THE woman in the khaki military shirt was busy playing pool on her computer. I approached her small booth on the Laos/Thai border and coughed gently. She looked up briefly to inspect my visa, pushed it back into my hand, and went back to a tricky shot on the eight ball.
Like most things in Laos, even the welcome is done with the minimum of fuss. This land-locked nation is one of the least-populated and least-visited countries in Southeast Asia, and tourists are something of a new phenomenon.
Laos hosts many natural and architectural treasures, but until recently its Communist government wasn’t keen on you seeing them. Things are more relaxed now, and a visit to the capital Vientiane is the ideal way to start an exploration of the country.
To enter Laos you’ll need a passport photo and US$30, and in return you’ll receive a 15-day visa. Should you want to stay longer, it’s best to apply at the Lao embassy in Bangkok. From the border, it’s a 30-baht, 24km-ride to the capital Vientiane on board a jumbo, a truck with two wooden rows of seating in the rear.
Once you check in to your guesthouse you’ll probably be handed the government guidebook, which features some delightful pieces of advice. On the subject of vaccinations it says: “Hepatitis, Japanese encephalitis: if you have not been vaccinated, it’s too late!” Or there’s the even less reassuring: “Bite from a tiger? Very bad, especially in rainy season. You will be comforted knowing that your family is going to get news from you, reading the daily newspaper.”
Needless to say, tiger bites are rather rare and the only real dilemma you’re likely to encounter is choosing whether to have a croissant or noodles for breakfast. Vientiane is one of Asia’s smallest capitals but the one thing it has in abundance is food, often with a post-colonial French flavour. The morning market sells fresh baguettes for 20 baht, packed with lettuce, a spicy and sour sauce, pork skin, mayo and ham. Wash this down with the super-strong local coffee.
The city, which hugs a bend in the Mekong River, has a handful of attractions, and also the national symbol in the form of Pha That Luang. From a distance this temple seems to be straight from the set of Thunderbirds; a square base with sharp spear-like shapes guarding a large central missile. Up close it becomes more ethereal, with arched prayer gates and the elongated spire that resembles a lotus bud.
Back towards the city centre is Patuxai, a large arch with obvious similarities to the Arc de Triomphe in Paris. Although it looks impressive, its origins are quite accidental. America donated cement to Laos in the 1960s to help build a new airport, but the government had other ideas and used it to create this as a war memorial.
Wat Si Saket is the city’s oldest surviving temple, as it was the only one that wasn’t destroyed by marauding Thais in 1828. The fact it was spared is largely to do with its Thai-style, and today it stands unpretentiously just off the riverfront. Yellow-stained walls form a cloister around the perimeter, which in turn houses hundreds of small, bell-shaped niches. These are each home to two small Buddha images.
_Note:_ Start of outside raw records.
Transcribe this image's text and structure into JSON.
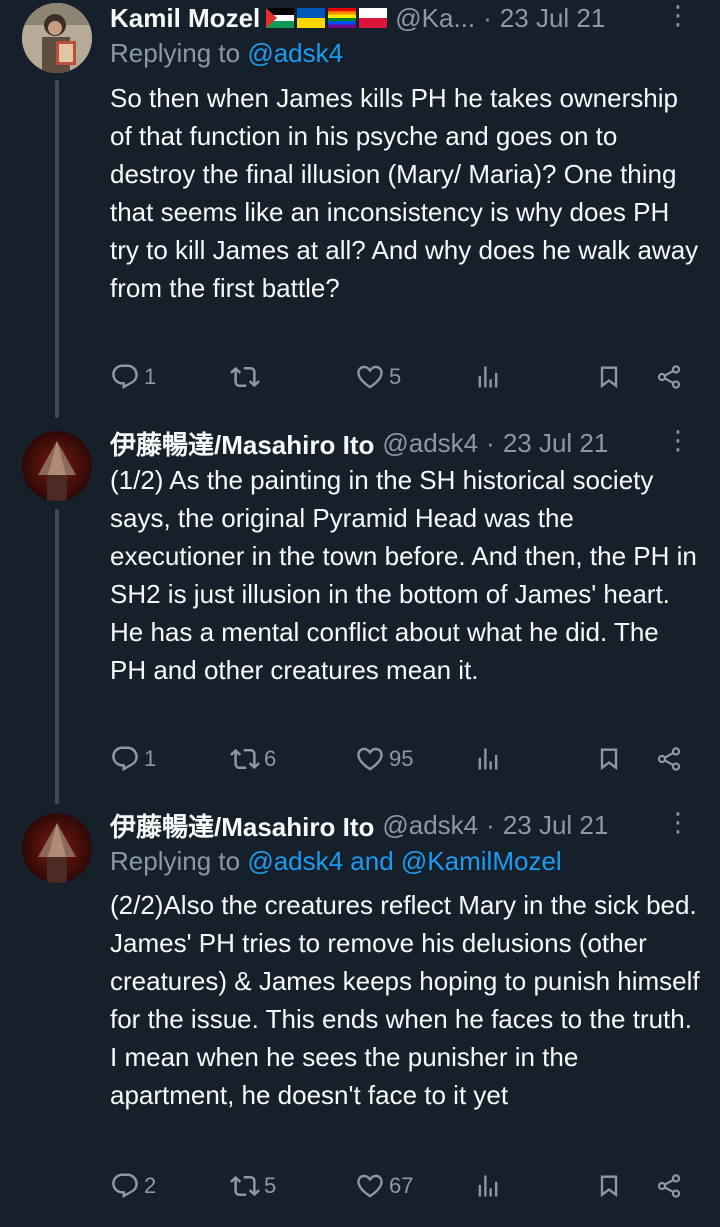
{
  "tweets": [
    {
      "author_name": "Kamil Mozel",
      "flags": [
        "palestine-flag",
        "ukraine-flag",
        "rainbow-flag",
        "poland-flag"
      ],
      "handle": "@Ka...",
      "date": "23 Jul 21",
      "replying_prefix": "Replying to",
      "replying_to": "@adsk4",
      "text": "So then when James kills PH he takes ownership of that function in his psyche and goes on to destroy the final illusion (Mary/ Maria)? One thing that seems like an inconsistency is why does PH try to kill James at all? And why does he walk away from the first battle?",
      "replies": "1",
      "retweets": "",
      "likes": "5"
    },
    {
      "author_name": "伊藤暢達/Masahiro Ito",
      "handle": "@adsk4",
      "date": "23 Jul 21",
      "text": "(1/2) As the painting in the SH historical society says, the original Pyramid Head was the executioner in the town before. And then, the PH in SH2 is just illusion in the bottom of James' heart. He has a mental conflict about what he did. The PH and other creatures mean it.",
      "replies": "1",
      "retweets": "6",
      "likes": "95"
    },
    {
      "author_name": "伊藤暢達/Masahiro Ito",
      "handle": "@adsk4",
      "date": "23 Jul 21",
      "replying_prefix": "Replying to",
      "replying_to": "@adsk4 and @KamilMozel",
      "text": "(2/2)Also the creatures reflect Mary in the sick bed. James' PH tries to remove his delusions (other creatures) & James keeps hoping to punish himself for the issue. This ends when he faces to the truth. I mean when he sees the punisher in the apartment, he doesn't face to it yet",
      "replies": "2",
      "retweets": "5",
      "likes": "67"
    }
  ],
  "colors": {
    "background": "#15202b",
    "text": "#f7f9f9",
    "muted": "#8b98a5",
    "link": "#1d9bf0"
  }
}
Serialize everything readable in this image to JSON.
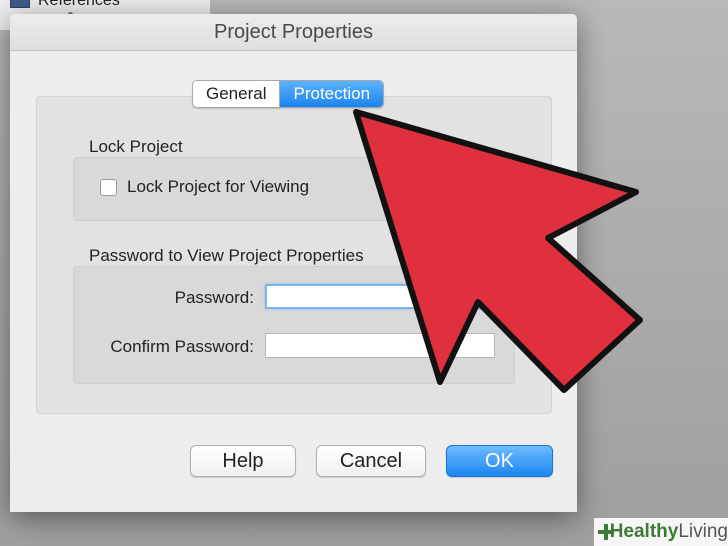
{
  "background": {
    "sidebar_item_label": "References"
  },
  "dialog": {
    "title": "Project Properties",
    "tabs": [
      {
        "label": "General",
        "active": false
      },
      {
        "label": "Protection",
        "active": true
      }
    ],
    "lock_group": {
      "title": "Lock Project",
      "checkbox_label": "Lock Project for Viewing",
      "checked": false
    },
    "password_group": {
      "title": "Password to View Project Properties",
      "password_label": "Password:",
      "password_value": "",
      "confirm_label": "Confirm Password:",
      "confirm_value": ""
    },
    "buttons": {
      "help": "Help",
      "cancel": "Cancel",
      "ok": "OK"
    }
  },
  "overlay": {
    "arrow_color": "#e0303e"
  },
  "watermark": {
    "part1": "Healthy",
    "part2": "Living"
  }
}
All the city’s main attractions can be seen in a couple of days. Once you’ve experienced these, the only thing left to do is sample the city’s famous saunas. Wat Sok Pa Luang, 2km south of the city centre, is a herbal sauna retreat in the middle of a small forest. You’re not likely to be too stressed from exploring Vientiane but in case you are, this is the perfect antidote.
The Transport Company runs daily buses from Bangkok to Nong Khai. Call 0 271 0101 for the regular bus or 0 279 4484 for the air-con version.
To fly to Vientiane from Bangkok, call Thai Airways on 0 260 0070. If you want to save money, take the cheaper flight to Nong Khai and then get a short bus ride to the border.